# Aim of the exercise
Lines holding the word "name" must be located in the listing below and copied.

———

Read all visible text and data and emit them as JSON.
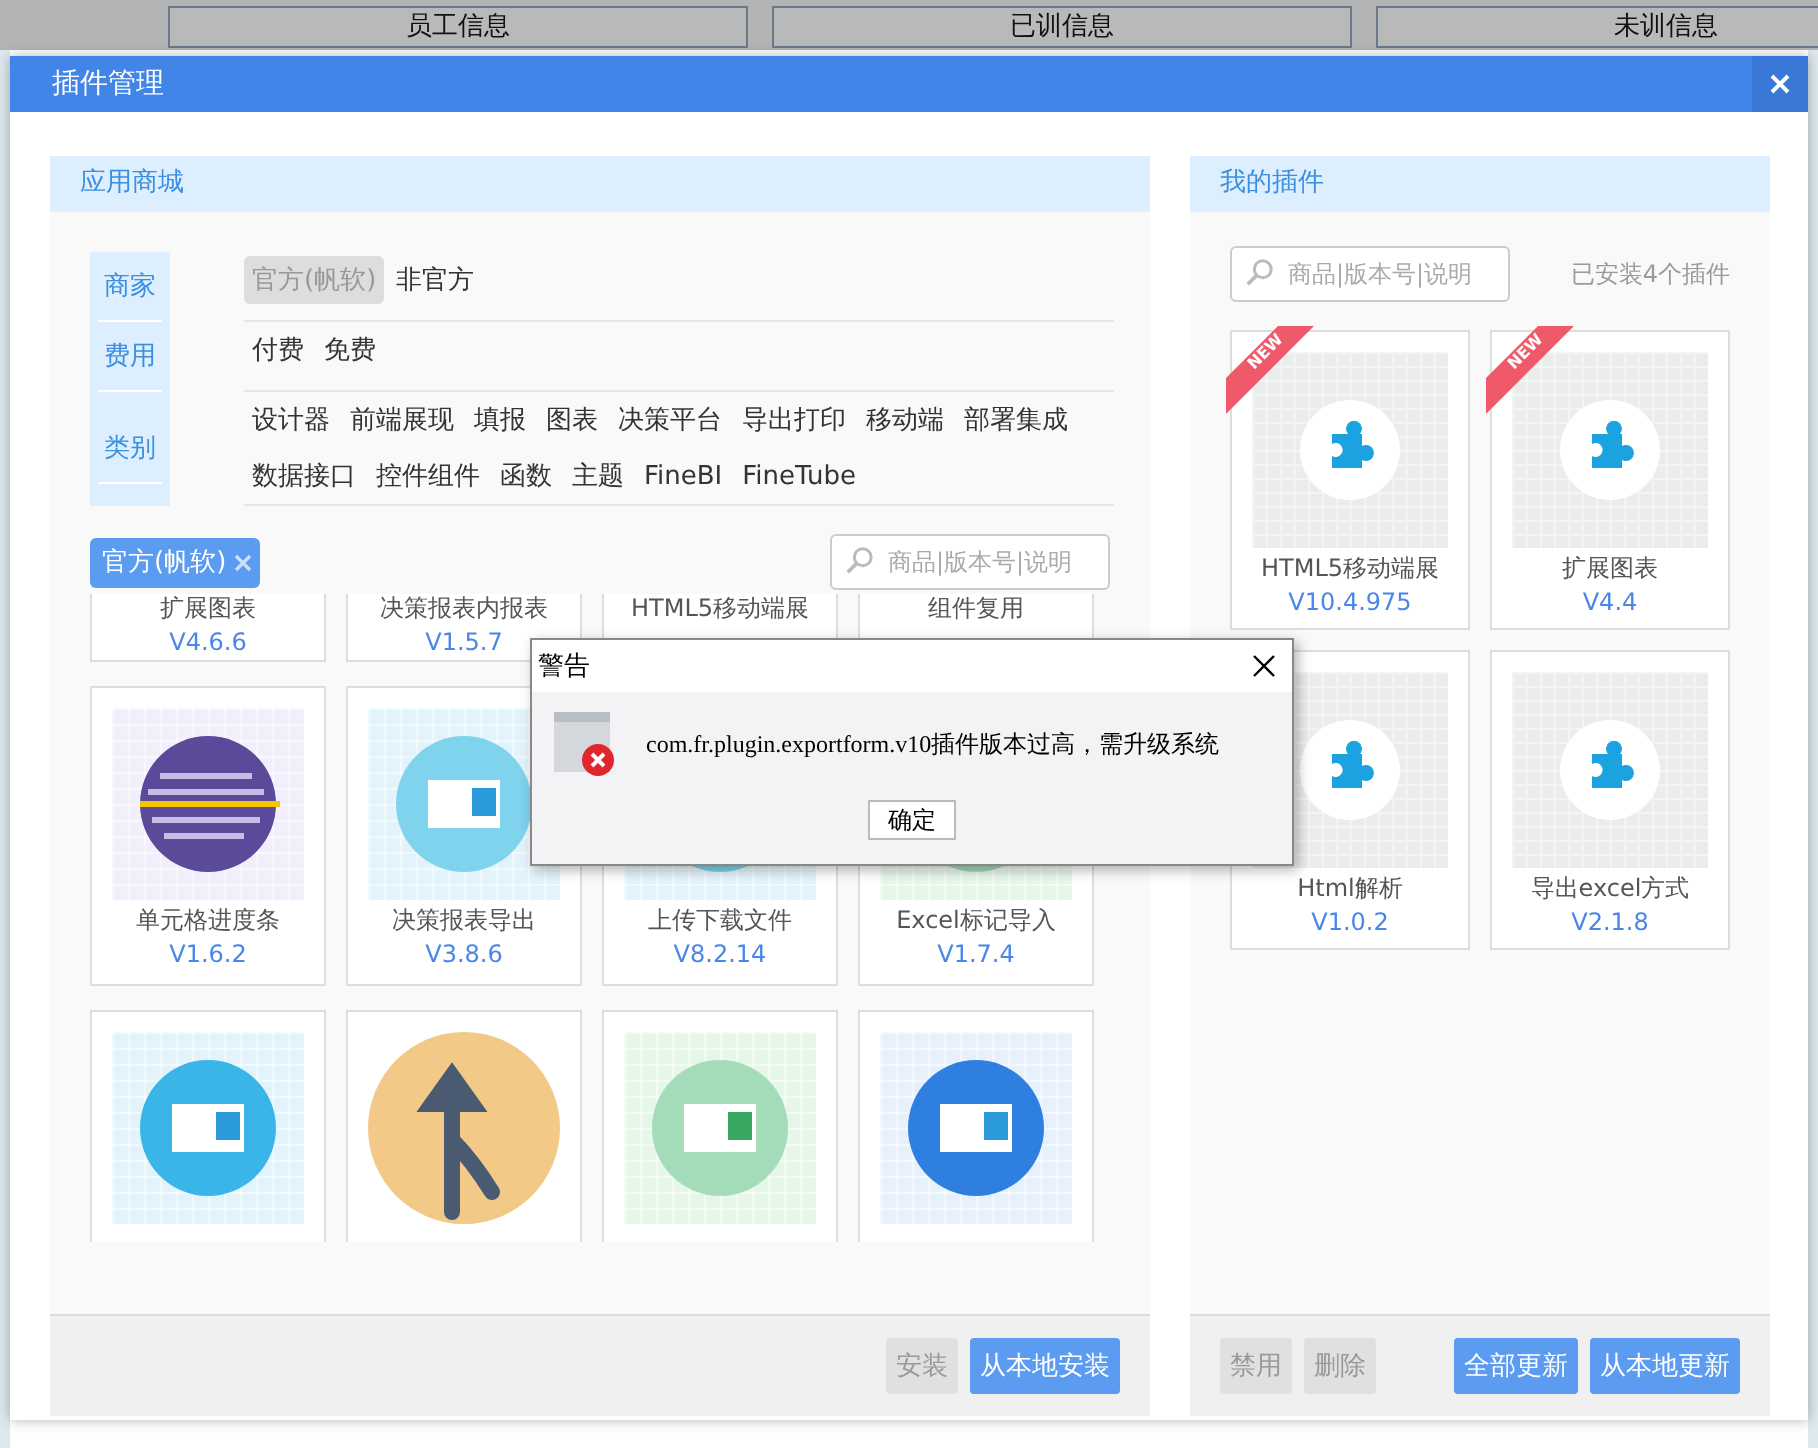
{
  "background": {
    "tabs": [
      {
        "label": "员工信息"
      },
      {
        "label": "已训信息"
      },
      {
        "label": "未训信息"
      }
    ]
  },
  "window": {
    "title": "插件管理"
  },
  "store": {
    "title": "应用商城",
    "filters": [
      {
        "label": "商家",
        "options": [
          {
            "label": "官方(帆软)",
            "selected": true
          },
          {
            "label": "非官方",
            "selected": false
          }
        ]
      },
      {
        "label": "费用",
        "options": [
          {
            "label": "付费",
            "selected": false
          },
          {
            "label": "免费",
            "selected": false
          }
        ]
      },
      {
        "label": "类别",
        "options": [
          {
            "label": "设计器",
            "selected": false
          },
          {
            "label": "前端展现",
            "selected": false
          },
          {
            "label": "填报",
            "selected": false
          },
          {
            "label": "图表",
            "selected": false
          },
          {
            "label": "决策平台",
            "selected": false
          },
          {
            "label": "导出打印",
            "selected": false
          },
          {
            "label": "移动端",
            "selected": false
          },
          {
            "label": "部署集成",
            "selected": false
          },
          {
            "label": "数据接口",
            "selected": false
          },
          {
            "label": "控件组件",
            "selected": false
          },
          {
            "label": "函数",
            "selected": false
          },
          {
            "label": "主题",
            "selected": false
          },
          {
            "label": "FineBI",
            "selected": false
          },
          {
            "label": "FineTube",
            "selected": false
          }
        ]
      }
    ],
    "active_filter": "官方(帆软)",
    "search": {
      "placeholder": "商品|版本号|说明"
    },
    "plugins": [
      {
        "kind": "caption",
        "name": "扩展图表",
        "version": "V4.6.6"
      },
      {
        "kind": "caption",
        "name": "决策报表内报表",
        "version": "V1.5.7"
      },
      {
        "kind": "caption",
        "name": "HTML5移动端展"
      },
      {
        "kind": "caption",
        "name": "组件复用"
      },
      {
        "kind": "full",
        "name": "单元格进度条",
        "version": "V1.6.2"
      },
      {
        "kind": "full",
        "name": "决策报表导出",
        "version": "V3.8.6"
      },
      {
        "kind": "full",
        "name": "上传下载文件",
        "version": "V8.2.14"
      },
      {
        "kind": "full",
        "name": "Excel标记导入",
        "version": "V1.7.4"
      },
      {
        "kind": "image"
      },
      {
        "kind": "image"
      },
      {
        "kind": "image"
      },
      {
        "kind": "image"
      }
    ],
    "buttons": [
      {
        "label": "安装",
        "disabled": true
      },
      {
        "label": "从本地安装",
        "disabled": false
      }
    ]
  },
  "mine": {
    "title": "我的插件",
    "search": {
      "placeholder": "商品|版本号|说明"
    },
    "installed": "已安装4个插件",
    "plugins": [
      {
        "name": "HTML5移动端展",
        "version": "V10.4.975",
        "badge": "NEW"
      },
      {
        "name": "扩展图表",
        "version": "V4.4",
        "badge": "NEW"
      },
      {
        "name": "Html解析",
        "version": "V1.0.2"
      },
      {
        "name": "导出excel方式",
        "version": "V2.1.8"
      }
    ],
    "buttons": [
      {
        "label": "禁用",
        "disabled": true
      },
      {
        "label": "删除",
        "disabled": true
      },
      {
        "label": "全部更新",
        "disabled": false
      },
      {
        "label": "从本地更新",
        "disabled": false
      }
    ]
  },
  "alert": {
    "title": "警告",
    "message": "com.fr.plugin.exportform.v10插件版本过高，需升级系统",
    "button": "确定"
  }
}
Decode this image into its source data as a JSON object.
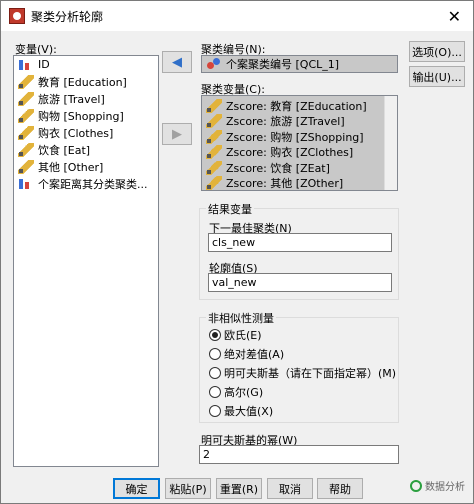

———

# Finished exercise
        "name": "扩展图表",
        "name": "决策报表内报表",
        "name": "HTML5移动端展"
        "name": "组件复用"
        "name": "单元格进度条",
        "name": "决策报表导出",
        "name": "上传下载文件",
        "name": "Excel标记导入",
        "name": "HTML5移动端展",
        "name": "扩展图表",
        "name": "Html解析",
        "name": "导出excel方式",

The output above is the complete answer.